WORK INSTRUCTIONS
Which lines in the data below contain the word "Select"? Return each of them.

Top of SOURCE DATA

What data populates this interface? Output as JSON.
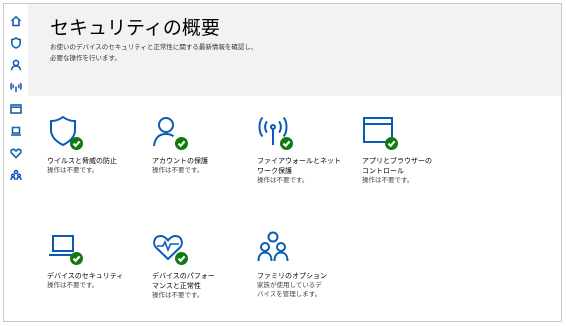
{
  "sidebar": {
    "icons": [
      "home-icon",
      "shield-icon",
      "person-icon",
      "wireless-icon",
      "app-browser-icon",
      "laptop-icon",
      "heart-icon",
      "family-icon"
    ]
  },
  "header": {
    "title": "セキュリティの概要",
    "description_line1": "お使いのデバイスのセキュリティと正常性に関する最新情報を確認し、",
    "description_line2": "必要な操作を行います。"
  },
  "tiles": [
    {
      "icon": "shield-icon",
      "title": "ウイルスと脅威の防止",
      "status": "操作は不要です。",
      "status_color": "#107c10"
    },
    {
      "icon": "person-icon",
      "title": "アカウントの保護",
      "status": "操作は不要です。",
      "status_color": "#107c10"
    },
    {
      "icon": "wireless-icon",
      "title": "ファイアウォールとネット\nワーク保護",
      "status": "操作は不要です。",
      "status_color": "#107c10"
    },
    {
      "icon": "app-browser-icon",
      "title": "アプリとブラウザーの\nコントロール",
      "status": "操作は不要です。",
      "status_color": "#107c10"
    },
    {
      "icon": "laptop-icon",
      "title": "デバイスのセキュリティ",
      "status": "操作は不要です。",
      "status_color": "#107c10"
    },
    {
      "icon": "heart-icon",
      "title": "デバイスのパフォー\nマンスと正常性",
      "status": "操作は不要です。",
      "status_color": "#107c10"
    },
    {
      "icon": "family-icon",
      "title": "ファミリのオプション",
      "status": "家族が使用しているデ\nバイスを管理します。"
    }
  ],
  "colors": {
    "accent": "#0a5bb5",
    "ok": "#107c10",
    "header_bg": "#f2f2f2"
  }
}
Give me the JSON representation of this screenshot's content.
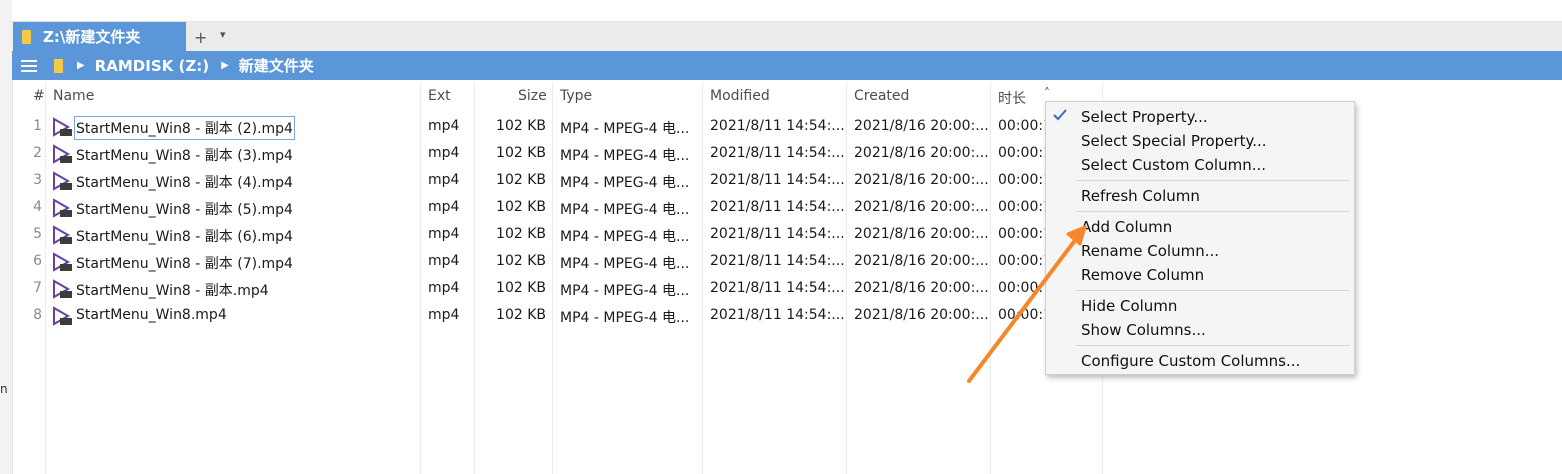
{
  "tab": {
    "title": "Z:\\新建文件夹",
    "new_tab": "+",
    "tab_list": "▾"
  },
  "address": {
    "drive": "RAMDISK (Z:)",
    "folder": "新建文件夹"
  },
  "columns": {
    "num": "#",
    "name": "Name",
    "ext": "Ext",
    "size": "Size",
    "type": "Type",
    "modified": "Modified",
    "created": "Created",
    "duration": "时长",
    "sort": "˄"
  },
  "rows": [
    {
      "num": "1",
      "name": "StartMenu_Win8 - 副本 (2).mp4",
      "ext": "mp4",
      "size": "102 KB",
      "type": "MP4 - MPEG-4 电...",
      "modified": "2021/8/11 14:54:...",
      "created": "2021/8/16 20:00:...",
      "duration": "00:00:1"
    },
    {
      "num": "2",
      "name": "StartMenu_Win8 - 副本 (3).mp4",
      "ext": "mp4",
      "size": "102 KB",
      "type": "MP4 - MPEG-4 电...",
      "modified": "2021/8/11 14:54:...",
      "created": "2021/8/16 20:00:...",
      "duration": "00:00:1"
    },
    {
      "num": "3",
      "name": "StartMenu_Win8 - 副本 (4).mp4",
      "ext": "mp4",
      "size": "102 KB",
      "type": "MP4 - MPEG-4 电...",
      "modified": "2021/8/11 14:54:...",
      "created": "2021/8/16 20:00:...",
      "duration": "00:00:1"
    },
    {
      "num": "4",
      "name": "StartMenu_Win8 - 副本 (5).mp4",
      "ext": "mp4",
      "size": "102 KB",
      "type": "MP4 - MPEG-4 电...",
      "modified": "2021/8/11 14:54:...",
      "created": "2021/8/16 20:00:...",
      "duration": "00:00:1"
    },
    {
      "num": "5",
      "name": "StartMenu_Win8 - 副本 (6).mp4",
      "ext": "mp4",
      "size": "102 KB",
      "type": "MP4 - MPEG-4 电...",
      "modified": "2021/8/11 14:54:...",
      "created": "2021/8/16 20:00:...",
      "duration": "00:00:1"
    },
    {
      "num": "6",
      "name": "StartMenu_Win8 - 副本 (7).mp4",
      "ext": "mp4",
      "size": "102 KB",
      "type": "MP4 - MPEG-4 电...",
      "modified": "2021/8/11 14:54:...",
      "created": "2021/8/16 20:00:...",
      "duration": "00:00:1"
    },
    {
      "num": "7",
      "name": "StartMenu_Win8 - 副本.mp4",
      "ext": "mp4",
      "size": "102 KB",
      "type": "MP4 - MPEG-4 电...",
      "modified": "2021/8/11 14:54:...",
      "created": "2021/8/16 20:00:...",
      "duration": "00:00:"
    },
    {
      "num": "8",
      "name": "StartMenu_Win8.mp4",
      "ext": "mp4",
      "size": "102 KB",
      "type": "MP4 - MPEG-4 电...",
      "modified": "2021/8/11 14:54:...",
      "created": "2021/8/16 20:00:...",
      "duration": "00:00:1"
    }
  ],
  "context_menu": {
    "select_property": "Select Property...",
    "select_special_property": "Select Special Property...",
    "select_custom_column": "Select Custom Column...",
    "refresh_column": "Refresh Column",
    "add_column": "Add Column",
    "rename_column": "Rename Column...",
    "remove_column": "Remove Column",
    "hide_column": "Hide Column",
    "show_columns": "Show Columns...",
    "configure_custom_columns": "Configure Custom Columns..."
  },
  "left_edge_text": "n",
  "colors": {
    "accent": "#5a96d8",
    "folder": "#f3c94a",
    "arrow": "#f5862a",
    "play_icon": "#6b3fa0"
  }
}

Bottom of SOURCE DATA

RESULT OF THIS EXERCISE
    "select_property": "Select Property...",
    "select_special_property": "Select Special Property...",
    "select_custom_column": "Select Custom Column...",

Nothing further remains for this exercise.